"I have a great roster and believe it's as good as any from any label this size. However, I have to always be looking out for new artists and there are a couple I'm negotiating with right now, one band from here and the other from Raleigh.
"The best-case scenario is to keep working very hard to be the label of record for the region, and to keep putting the resources behind the artists and their releases so that we can solidify a presence on the national scene. This region is ripe with an incredible array of talent, and I truly believe Charlotte can be -- and is -- a force in the music scene.

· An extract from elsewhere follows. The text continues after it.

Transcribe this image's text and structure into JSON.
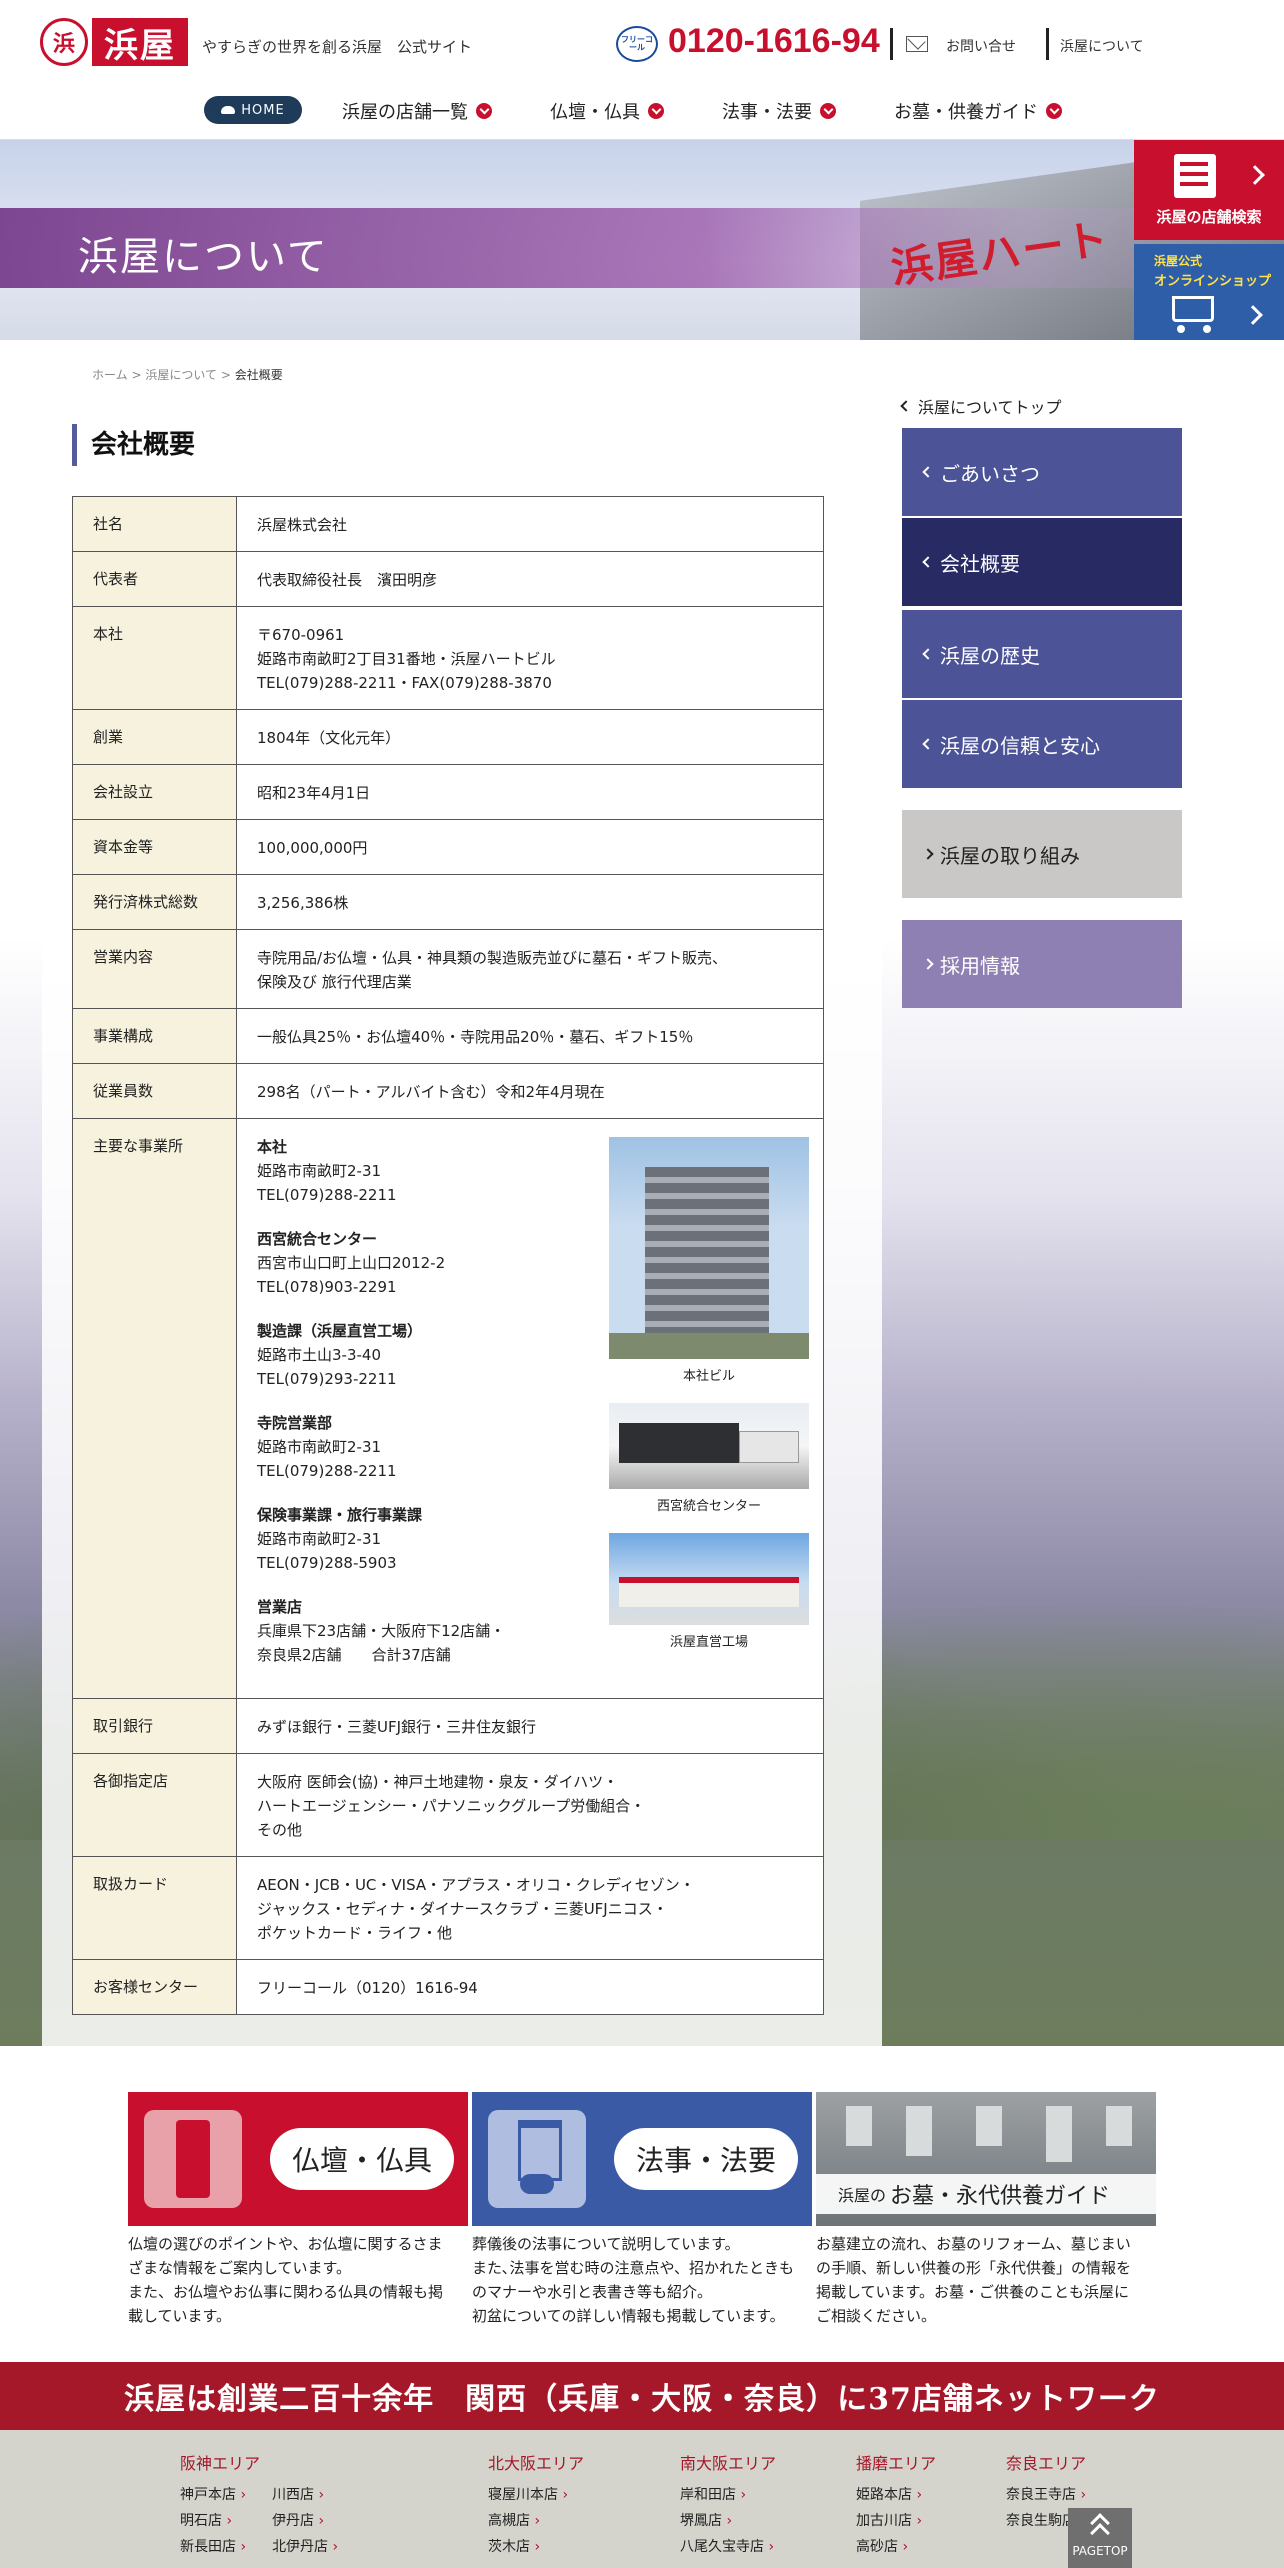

"The foundation is here, and it's the pioneers like Hope Nicholls, Penny Craver, Bernie Brown and so many others that have set the table for success for the area and its artists. It's going to happen, and I want MoRisen Records to be at the forefront of the scene. Mammoth did it in Chapel Hill, but lacked longevity and sold out for cash while keeping the "brand" Mammoth around. That scenario doesn't appeal to me. I am more about continuing to build and grow this business, while doing my part to cultivate the scene and the region for a long time.
"With longevity comes financial reward as well, so I'll take longevity."